Entries shown:

____________________

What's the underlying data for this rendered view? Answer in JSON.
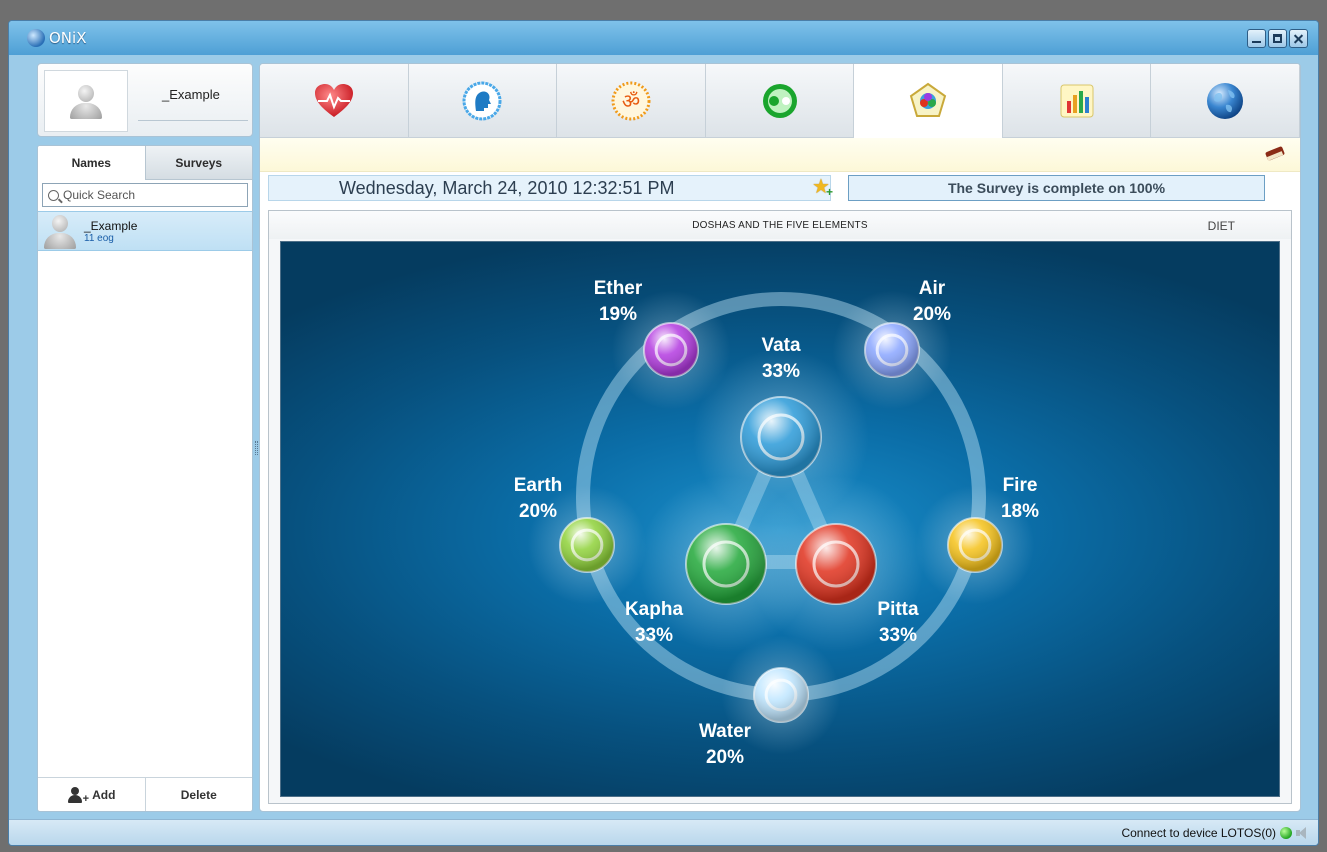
{
  "window": {
    "title": "ONiX"
  },
  "profile": {
    "name": "_Example"
  },
  "left_tabs": [
    {
      "label": "Names"
    },
    {
      "label": "Surveys"
    }
  ],
  "search": {
    "placeholder": "Quick Search"
  },
  "people": [
    {
      "name": "_Example",
      "sub": "11 eog"
    }
  ],
  "left_buttons": {
    "add": "Add",
    "delete": "Delete"
  },
  "top_tabs": [
    {
      "icon": "heart-icon"
    },
    {
      "icon": "head-profile-icon"
    },
    {
      "icon": "om-icon"
    },
    {
      "icon": "yin-yang-icon"
    },
    {
      "icon": "pentagon-elements-icon",
      "active": true
    },
    {
      "icon": "bar-chart-icon"
    },
    {
      "icon": "globe-icon"
    }
  ],
  "date_nav": {
    "datetime": "Wednesday, March 24, 2010 12:32:51 PM",
    "status": "The Survey is complete on 100%"
  },
  "chart": {
    "title": "DOSHAS AND THE FIVE ELEMENTS",
    "side_link": "DIET",
    "elements": [
      {
        "name": "Ether",
        "value": "19%",
        "color": "#b33be0"
      },
      {
        "name": "Air",
        "value": "20%",
        "color": "#8aa6ff"
      },
      {
        "name": "Fire",
        "value": "18%",
        "color": "#f5c21a"
      },
      {
        "name": "Water",
        "value": "20%",
        "color": "#bfe6ff"
      },
      {
        "name": "Earth",
        "value": "20%",
        "color": "#8fd23a"
      }
    ],
    "doshas": [
      {
        "name": "Vata",
        "value": "33%",
        "color": "#2b9ad8"
      },
      {
        "name": "Kapha",
        "value": "33%",
        "color": "#22a83a"
      },
      {
        "name": "Pitta",
        "value": "33%",
        "color": "#e0321e"
      }
    ]
  },
  "statusbar": {
    "text": "Connect to device LOTOS(0)"
  }
}
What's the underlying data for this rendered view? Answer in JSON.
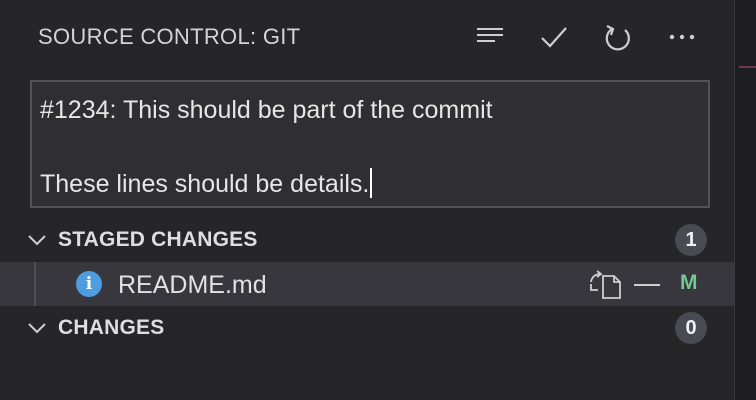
{
  "header": {
    "title": "SOURCE CONTROL: GIT",
    "icons": [
      "view-as-list-icon",
      "commit-checkmark-icon",
      "refresh-icon",
      "more-actions-icon"
    ]
  },
  "commit_message": {
    "line1": "#1234: This should be part of the commit",
    "line2": "",
    "line3": "These lines should be details."
  },
  "staged": {
    "label": "STAGED CHANGES",
    "count": "1",
    "files": [
      {
        "name": "README.md",
        "status": "M",
        "icon": "info-icon"
      }
    ]
  },
  "changes": {
    "label": "CHANGES",
    "count": "0"
  },
  "colors": {
    "panel_bg": "#262629",
    "selected_row_bg": "#37373d",
    "modified_status": "#73c991",
    "info_icon": "#4d9de0"
  }
}
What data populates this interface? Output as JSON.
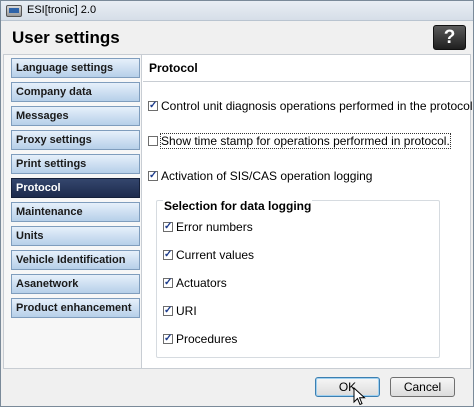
{
  "window": {
    "title": "ESI[tronic] 2.0"
  },
  "header": {
    "title": "User settings",
    "help_label": "?"
  },
  "sidebar": {
    "items": [
      {
        "label": "Language settings",
        "active": false
      },
      {
        "label": "Company data",
        "active": false
      },
      {
        "label": "Messages",
        "active": false
      },
      {
        "label": "Proxy settings",
        "active": false
      },
      {
        "label": "Print settings",
        "active": false
      },
      {
        "label": "Protocol",
        "active": true
      },
      {
        "label": "Maintenance",
        "active": false
      },
      {
        "label": "Units",
        "active": false
      },
      {
        "label": "Vehicle Identification",
        "active": false
      },
      {
        "label": "Asanetwork",
        "active": false
      },
      {
        "label": "Product enhancement",
        "active": false
      }
    ]
  },
  "panel": {
    "title": "Protocol",
    "options": [
      {
        "label": "Control unit diagnosis operations performed in the protocol",
        "checked": true
      },
      {
        "label": "Show time stamp for operations performed in protocol.",
        "checked": false
      },
      {
        "label": "Activation of SIS/CAS operation logging",
        "checked": true
      }
    ],
    "logging_group": {
      "title": "Selection for data logging",
      "items": [
        {
          "label": "Error numbers",
          "checked": true
        },
        {
          "label": "Current values",
          "checked": true
        },
        {
          "label": "Actuators",
          "checked": true
        },
        {
          "label": "URI",
          "checked": true
        },
        {
          "label": "Procedures",
          "checked": true
        }
      ]
    }
  },
  "footer": {
    "ok_label": "OK",
    "cancel_label": "Cancel"
  },
  "check_mark": "✓",
  "help_label": "?"
}
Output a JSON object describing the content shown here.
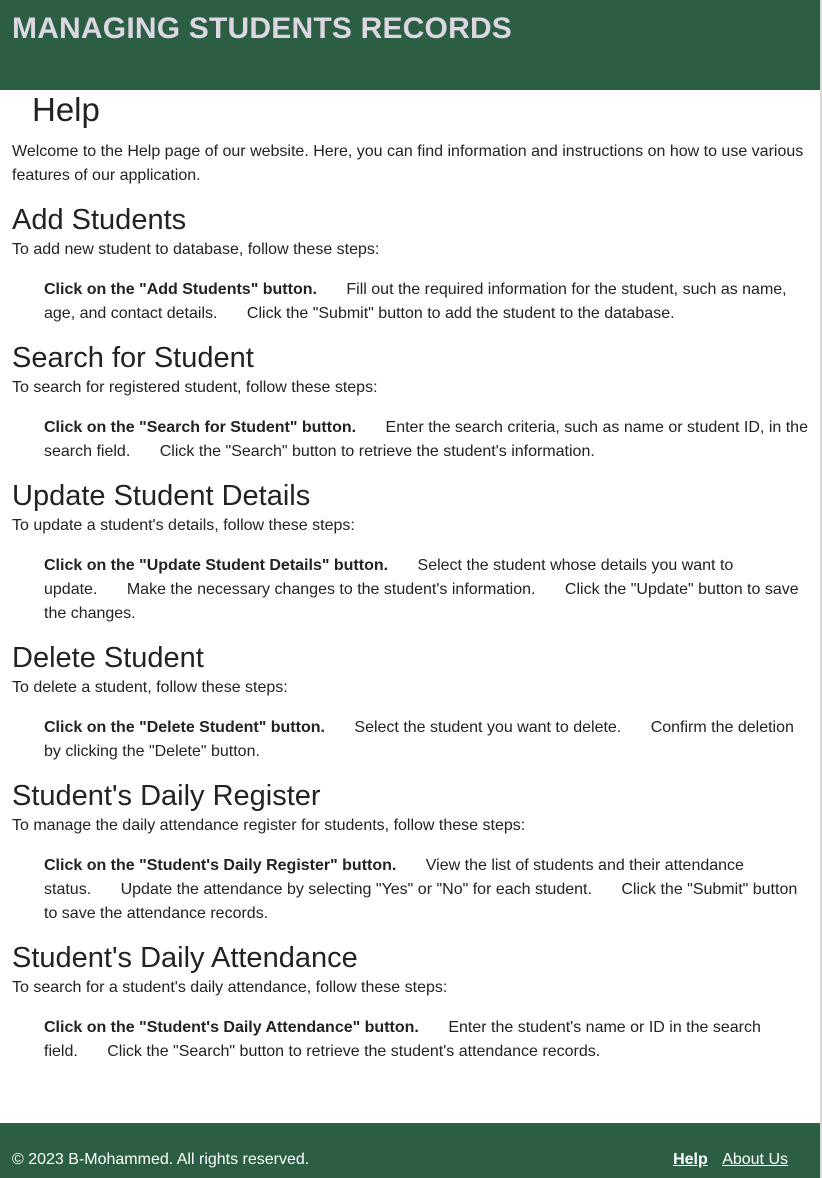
{
  "header": {
    "title": "MANAGING STUDENTS RECORDS"
  },
  "page": {
    "title": "Help",
    "intro": "Welcome to the Help page of our website. Here, you can find information and instructions on how to use various features of our application."
  },
  "sections": [
    {
      "title": "Add Students",
      "desc": "To add new student to database, follow these steps:",
      "steps": [
        "Click on the \"Add Students\" button.",
        "Fill out the required information for the student, such as name, age, and contact details.",
        "Click the \"Submit\" button to add the student to the database."
      ]
    },
    {
      "title": "Search for Student",
      "desc": "To search for registered student, follow these steps:",
      "steps": [
        "Click on the \"Search for Student\" button.",
        "Enter the search criteria, such as name or student ID, in the search field.",
        "Click the \"Search\" button to retrieve the student's information."
      ]
    },
    {
      "title": "Update Student Details",
      "desc": "To update a student's details, follow these steps:",
      "steps": [
        "Click on the \"Update Student Details\" button.",
        "Select the student whose details you want to update.",
        "Make the necessary changes to the student's information.",
        "Click the \"Update\" button to save the changes."
      ]
    },
    {
      "title": "Delete Student",
      "desc": "To delete a student, follow these steps:",
      "steps": [
        "Click on the \"Delete Student\" button.",
        "Select the student you want to delete.",
        "Confirm the deletion by clicking the \"Delete\" button."
      ]
    },
    {
      "title": "Student's Daily Register",
      "desc": "To manage the daily attendance register for students, follow these steps:",
      "steps": [
        "Click on the \"Student's Daily Register\" button.",
        "View the list of students and their attendance status.",
        "Update the attendance by selecting \"Yes\" or \"No\" for each student.",
        "Click the \"Submit\" button to save the attendance records."
      ]
    },
    {
      "title": "Student's Daily Attendance",
      "desc": "To search for a student's daily attendance, follow these steps:",
      "steps": [
        "Click on the \"Student's Daily Attendance\" button.",
        "Enter the student's name or ID in the search field.",
        "Click the \"Search\" button to retrieve the student's attendance records."
      ]
    }
  ],
  "footer": {
    "copyright": "© 2023 B-Mohammed. All rights reserved.",
    "links": [
      "Help",
      "About Us"
    ]
  },
  "colors": {
    "bar": "#2c5e43",
    "title_text": "#dcd7e2",
    "footer_text": "#ffffff"
  }
}
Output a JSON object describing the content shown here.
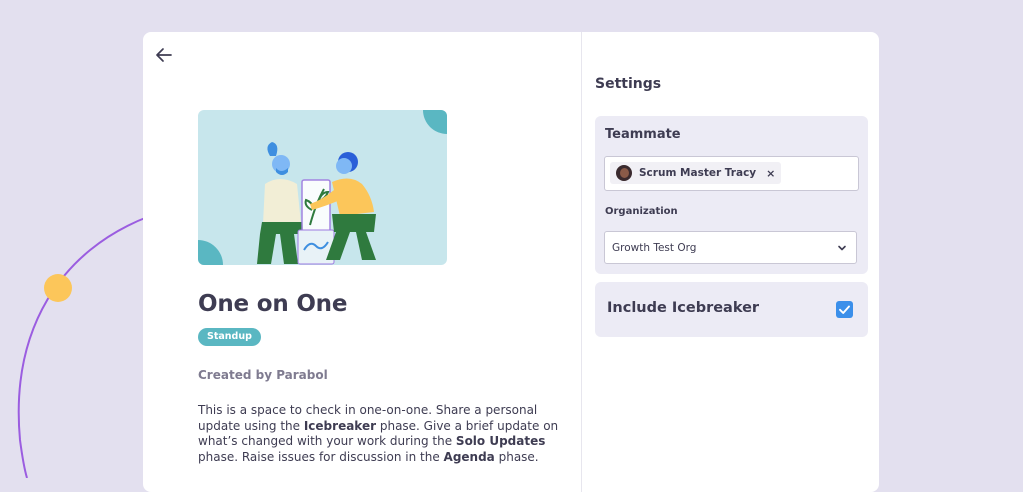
{
  "template": {
    "title": "One on One",
    "badge": "Standup",
    "created_by": "Created by Parabol",
    "description": {
      "part1": "This is a space to check in one-on-one. Share a personal update using the ",
      "icebreaker": "Icebreaker",
      "part2": " phase. Give a brief update on what’s changed with your work during the ",
      "solo_updates": "Solo Updates",
      "part3": " phase. Raise issues for discussion in the ",
      "agenda": "Agenda",
      "part4": " phase."
    }
  },
  "settings": {
    "heading": "Settings",
    "teammate": {
      "label": "Teammate",
      "selected": "Scrum Master Tracy",
      "remove_icon": "×"
    },
    "organization": {
      "label": "Organization",
      "value": "Growth Test Org"
    },
    "icebreaker": {
      "label": "Include Icebreaker",
      "checked": true
    }
  },
  "colors": {
    "background": "#E3E0EF",
    "accent_purple": "#9B5DE0",
    "accent_yellow": "#FCC65A",
    "badge_teal": "#5AB7C2",
    "checkbox_blue": "#3B8FEA"
  },
  "icons": {
    "back": "arrow-left-icon",
    "chevron": "chevron-down-icon",
    "check": "check-icon"
  }
}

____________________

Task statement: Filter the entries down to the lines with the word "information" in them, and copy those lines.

The completed task:
    "intro": "Welcome to the Help page of our website. Here, you can find information and instructions on how to use various features of our application."
        "Fill out the required information for the student, such as name, age, and contact details.",
        "Click the \"Search\" button to retrieve the student's information."
        "Make the necessary changes to the student's information.",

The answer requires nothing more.